1 – Apollo is On Leash More Often – because he can' be trusted to go outside and do his business or just hang out, I go out with him each time with him on the leash. I carry a bag of training treats with me to reward the calm behavior and we'll have a few times going out without the leash (I'll keep it handy) to reward recalls and decisions NOT to leave the yard. We'll even tempt him with Johan walking around outside the yard, but that'll be in a week.
2 – Stepping Up Recall Training – our dogs' yard is a fenced area on our property. When we're on the property, I practice recall with all of my dogs daily and everyone has it down except Apollo. He's about 75% recall and I need to get him up to 95% with that remaining 5% being my ultimate goal with all of the dogs. I'll be practicing recall daily when we're on the property.
3 – More Walking – I usually walk Apollo with Scout and Zoey four to five times a week, with plenty of games of fetch, swimming, and wandering the property in between walks. I do this because (1) I want my dogs to maintain a healthy weight and (2) a tired dog is a well behaved dog. Something has changed recently where Apollo has a new burst of energy and needs more exercise. Since I can't trust him to “go potty” on his own in the morning, he and I go for a 30 minute walk before he eats breakfast. At noon, we go on a 5 mile (one hour) pack walk. In the afternoon, we play on the property. And after dinner, Apollo and I go on a leisurely 30 minute walk. It's a lot, I know, but this is what it takes to burn off that excess energy and I can lose a few pounds myself.
Wish me luck!
Read More About Raising Dogs
- 10 Tips for Pet Parents Living with a Blind Dog
- Living with a Deaf Dog
- 3 of the Best Beds for Our Five Dogs
- How to Keep My Dog from Escaping the Yard
- Grooming Tools for Raw Fed Dogs

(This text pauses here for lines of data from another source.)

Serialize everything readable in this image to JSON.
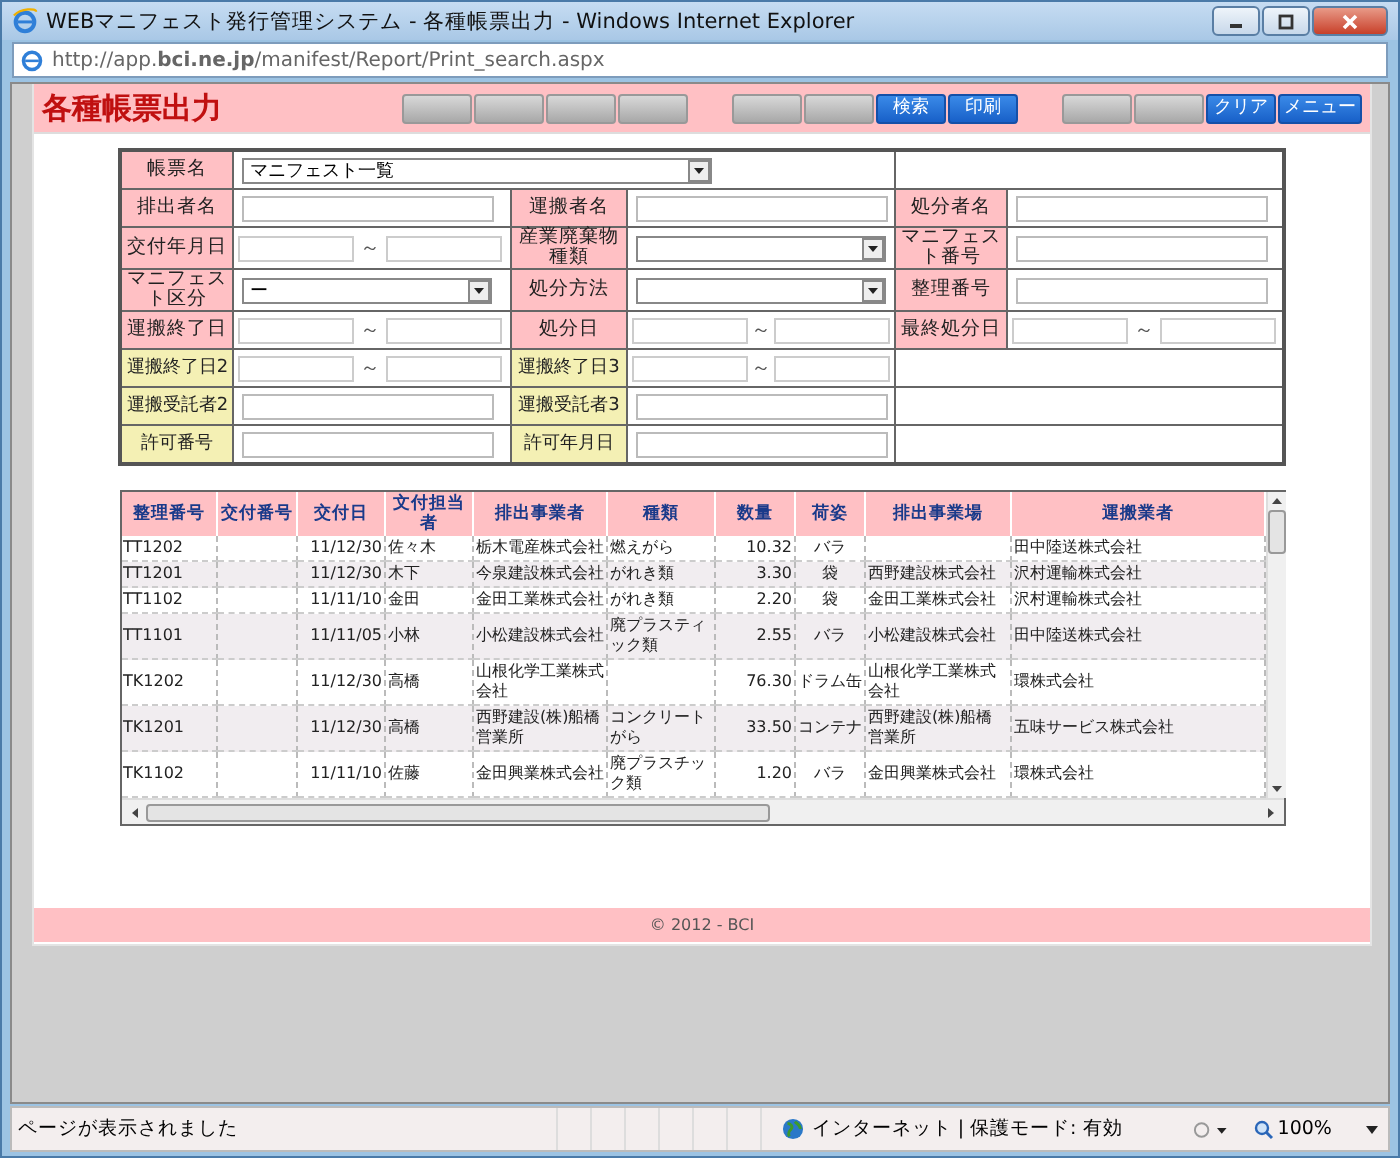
{
  "window": {
    "title": "WEBマニフェスト発行管理システム - 各種帳票出力 - Windows Internet Explorer",
    "address": "http://app.**bci.ne.jp**/manifest/Report/Print_search.aspx"
  },
  "header": {
    "title": "各種帳票出力",
    "buttons": [
      {
        "kind": "blank"
      },
      {
        "kind": "blank"
      },
      {
        "kind": "blank"
      },
      {
        "kind": "blank"
      },
      {
        "kind": "gap"
      },
      {
        "kind": "blank"
      },
      {
        "kind": "blank"
      },
      {
        "kind": "action",
        "label": "検索"
      },
      {
        "kind": "action",
        "label": "印刷"
      },
      {
        "kind": "gap"
      },
      {
        "kind": "blank"
      },
      {
        "kind": "blank"
      },
      {
        "kind": "action",
        "label": "クリア"
      },
      {
        "kind": "action",
        "label": "メニュー"
      }
    ]
  },
  "form": {
    "rows": [
      [
        {
          "kind": "label",
          "text": "帳票名"
        },
        {
          "kind": "select",
          "value": "マニフェスト一覧",
          "colspan": 3
        },
        {
          "kind": "blank",
          "colspan": 2
        }
      ],
      [
        {
          "kind": "label",
          "text": "排出者名"
        },
        {
          "kind": "text"
        },
        {
          "kind": "label",
          "text": "運搬者名"
        },
        {
          "kind": "text"
        },
        {
          "kind": "label",
          "text": "処分者名"
        },
        {
          "kind": "text"
        }
      ],
      [
        {
          "kind": "label",
          "text": "交付年月日"
        },
        {
          "kind": "range",
          "separator": "～"
        },
        {
          "kind": "label",
          "text": "産業廃棄物種類"
        },
        {
          "kind": "select"
        },
        {
          "kind": "label",
          "text": "マニフェスト番号"
        },
        {
          "kind": "text"
        }
      ],
      [
        {
          "kind": "label",
          "text": "マニフェスト区分"
        },
        {
          "kind": "select",
          "value": "ー"
        },
        {
          "kind": "label",
          "text": "処分方法"
        },
        {
          "kind": "select"
        },
        {
          "kind": "label",
          "text": "整理番号"
        },
        {
          "kind": "text"
        }
      ],
      [
        {
          "kind": "label",
          "text": "運搬終了日"
        },
        {
          "kind": "range",
          "separator": "～"
        },
        {
          "kind": "label",
          "text": "処分日"
        },
        {
          "kind": "range",
          "separator": "～"
        },
        {
          "kind": "label",
          "text": "最終処分日"
        },
        {
          "kind": "range",
          "separator": "～"
        }
      ],
      [
        {
          "kind": "sublabel",
          "text": "運搬終了日2"
        },
        {
          "kind": "range",
          "separator": "～"
        },
        {
          "kind": "sublabel",
          "text": "運搬終了日3"
        },
        {
          "kind": "range",
          "separator": "～"
        },
        {
          "kind": "blank",
          "colspan": 2
        }
      ],
      [
        {
          "kind": "sublabel",
          "text": "運搬受託者2"
        },
        {
          "kind": "text"
        },
        {
          "kind": "sublabel",
          "text": "運搬受託者3"
        },
        {
          "kind": "text"
        },
        {
          "kind": "blank",
          "colspan": 2
        }
      ],
      [
        {
          "kind": "sublabel",
          "text": "許可番号"
        },
        {
          "kind": "text"
        },
        {
          "kind": "sublabel",
          "text": "許可年月日"
        },
        {
          "kind": "text"
        },
        {
          "kind": "blank",
          "colspan": 2
        }
      ]
    ]
  },
  "table": {
    "columns": [
      "整理番号",
      "交付番号",
      "交付日",
      "文付担当者",
      "排出事業者",
      "種類",
      "数量",
      "荷姿",
      "排出事業場",
      "運搬業者"
    ],
    "rows": [
      [
        "TT1202",
        "",
        "11/12/30",
        "佐々木",
        "栃木電産株式会社",
        "燃えがら",
        "10.32",
        "バラ",
        "",
        "田中陸送株式会社"
      ],
      [
        "TT1201",
        "",
        "11/12/30",
        "木下",
        "今泉建設株式会社",
        "がれき類",
        "3.30",
        "袋",
        "西野建設株式会社",
        "沢村運輸株式会社"
      ],
      [
        "TT1102",
        "",
        "11/11/10",
        "金田",
        "金田工業株式会社",
        "がれき類",
        "2.20",
        "袋",
        "金田工業株式会社",
        "沢村運輸株式会社"
      ],
      [
        "TT1101",
        "",
        "11/11/05",
        "小林",
        "小松建設株式会社",
        "廃プラスティック類",
        "2.55",
        "バラ",
        "小松建設株式会社",
        "田中陸送株式会社"
      ],
      [
        "TK1202",
        "",
        "11/12/30",
        "高橋",
        "山根化学工業株式会社",
        "",
        "76.30",
        "ドラム缶",
        "山根化学工業株式会社",
        "環株式会社"
      ],
      [
        "TK1201",
        "",
        "11/12/30",
        "高橋",
        "西野建設(株)船橋営業所",
        "コンクリートがら",
        "33.50",
        "コンテナ",
        "西野建設(株)船橋営業所",
        "五味サービス株式会社"
      ],
      [
        "TK1102",
        "",
        "11/11/10",
        "佐藤",
        "金田興業株式会社",
        "廃プラスチック類",
        "1.20",
        "バラ",
        "金田興業株式会社",
        "環株式会社"
      ]
    ]
  },
  "footer": "© 2012 - BCI",
  "status_bar": {
    "message": "ページが表示されました",
    "zone": "インターネット | 保護モード: 有効",
    "zoom": "100%"
  }
}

This is a sponsored post. I received a discount off of a 250′ PetPlaygrounds dog fencing system in exchange for sharing my honest thoughts on the system through a series of blog posts and social media updates. All thoughts shared on KeepTheTailWagging.com and related social media channels are true and reflect my experience with my dogs and the PetPlaygrounds system.